Focus on security, airlines instructed
Airport security is feeling the heat of the spotlight again following the death of a boy after he fell off the wheel well of a passenger jet in Northwest China on Wednesday morning.
The accident once again reveals the serious gaps in airport security, said Zhang Guanghui, director of the Airport Department of the General Administration of Civil Aviation of China (CAAC), the industry watchdog.
"Normally, the tragedy should not happen as the airports are obliged to be managed on a close-end basis," Zhang said yesterday.
A boy around 10 years old stowed away on a China Eastern Airlines flight and fell onto the tarmac at the Dunhuang Airport shortly after the plane took off at 7:50 am.
The boy, whose name has not been released but who has been identified as a resident of Dunhuang in Gansu Province, died at the scene. His body was sent to a local hospital.
The boy was thought to have sneaked into the landing gear compartment of the Airbus A320 by crossing the fences on Tuesday night without being noticed by security workers, said an airport official who gave only his surname, Xing.
"The investigations jointly launched by the airport and the CAAC's Northwestern Bureau are still on the way," Xing said.
Local police are trying to confirm the boy's identity, the Xinhua News Agency reported yesterday.
Zhang expressed his opinion on where the blame lay.
"Some aviation companies are found to neglect security management while devoting their attention to seeking profit," he said.
According to Zhang, among China's 137 airports, some fail to meet the standard that CAAC regulates.
"Furthermore, more than 30 of the airports are used for both civil and military purposes, which increases the possible gaps because of the unclear responsibility for management," Zhang said.

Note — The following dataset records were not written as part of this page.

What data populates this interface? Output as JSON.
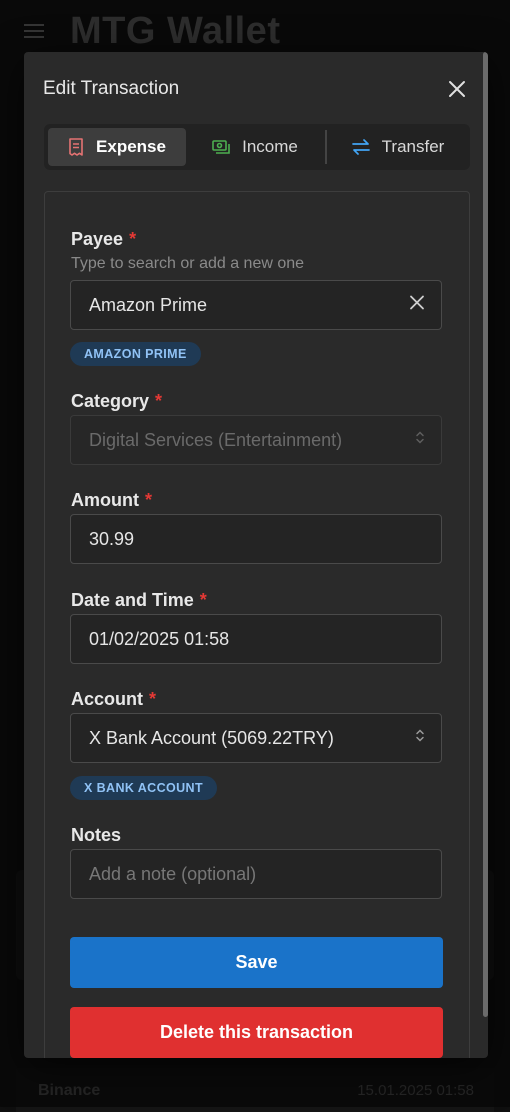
{
  "app": {
    "title": "MTG Wallet"
  },
  "background": {
    "row_left": "Binance",
    "row_right": "15.01.2025 01:58"
  },
  "dialog": {
    "title": "Edit Transaction",
    "tabs": [
      {
        "label": "Expense",
        "icon": "receipt-icon",
        "color": "#e57373",
        "active": true
      },
      {
        "label": "Income",
        "icon": "cash-icon",
        "color": "#4caf50",
        "active": false
      },
      {
        "label": "Transfer",
        "icon": "swap-icon",
        "color": "#42a5f5",
        "active": false
      }
    ],
    "payee": {
      "label": "Payee",
      "required_mark": "*",
      "helper": "Type to search or add a new one",
      "value": "Amazon Prime",
      "chip": "AMAZON PRIME"
    },
    "category": {
      "label": "Category",
      "required_mark": "*",
      "value": "Digital Services (Entertainment)"
    },
    "amount": {
      "label": "Amount",
      "required_mark": "*",
      "value": "30.99"
    },
    "datetime": {
      "label": "Date and Time",
      "required_mark": "*",
      "value": "01/02/2025 01:58"
    },
    "account": {
      "label": "Account",
      "required_mark": "*",
      "value": "X Bank Account (5069.22TRY)",
      "chip": "X BANK ACCOUNT"
    },
    "notes": {
      "label": "Notes",
      "placeholder": "Add a note (optional)"
    },
    "save_label": "Save",
    "delete_label": "Delete this transaction"
  },
  "colors": {
    "accent_blue": "#1a73c9",
    "danger_red": "#e03030",
    "required_red": "#e53935",
    "chip_bg": "#1f3a55",
    "chip_text": "#90c2f5"
  }
}
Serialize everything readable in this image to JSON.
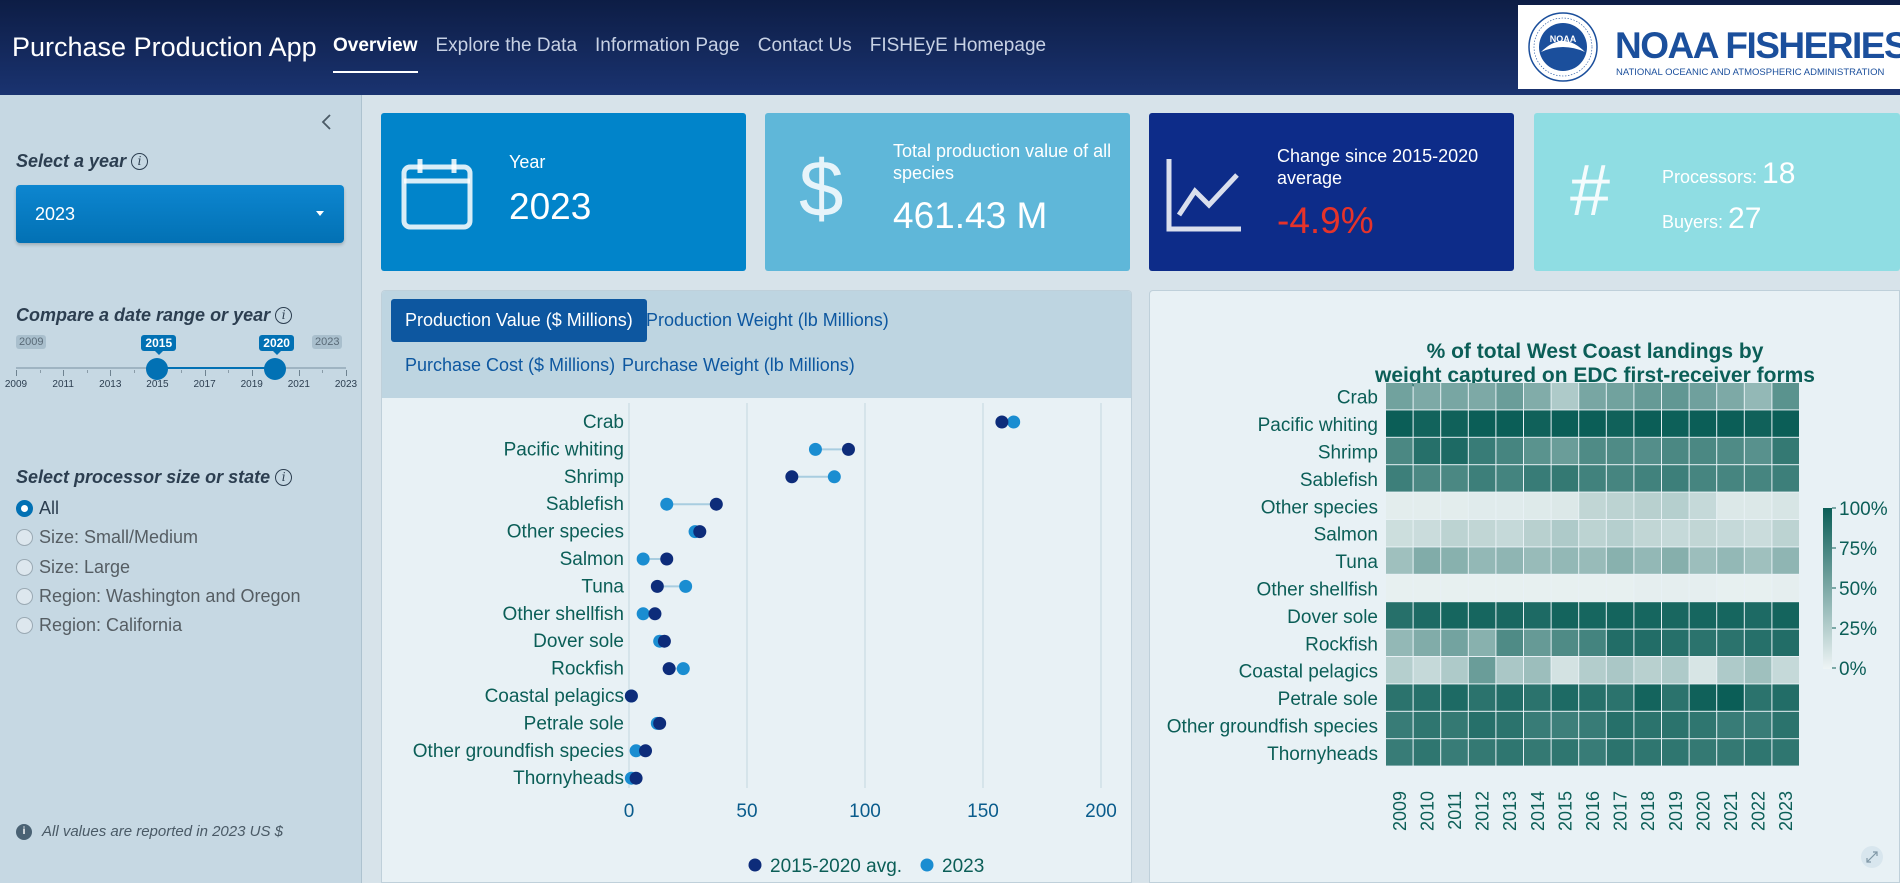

One example happened in Kunming, Yunnan Province, last November, when two boys, aged 13 and 14, stowed away in the landing gear compartment of a Sichuan Airlines jet. The 13-year-old fell from the plane shortly after takeoff and died. The other boy survived the flight across Southwest China to Chongqing.
"The accident at Kunming airport was caused by the unclear responsibility in the field division and management, as the airport is used for both civil and military purposes," Zhang said.
The administration, as the industry watchdog, is urging aviation enterprises to improve their safety and security measures, he said.
(China Daily 05/27/2005 page1)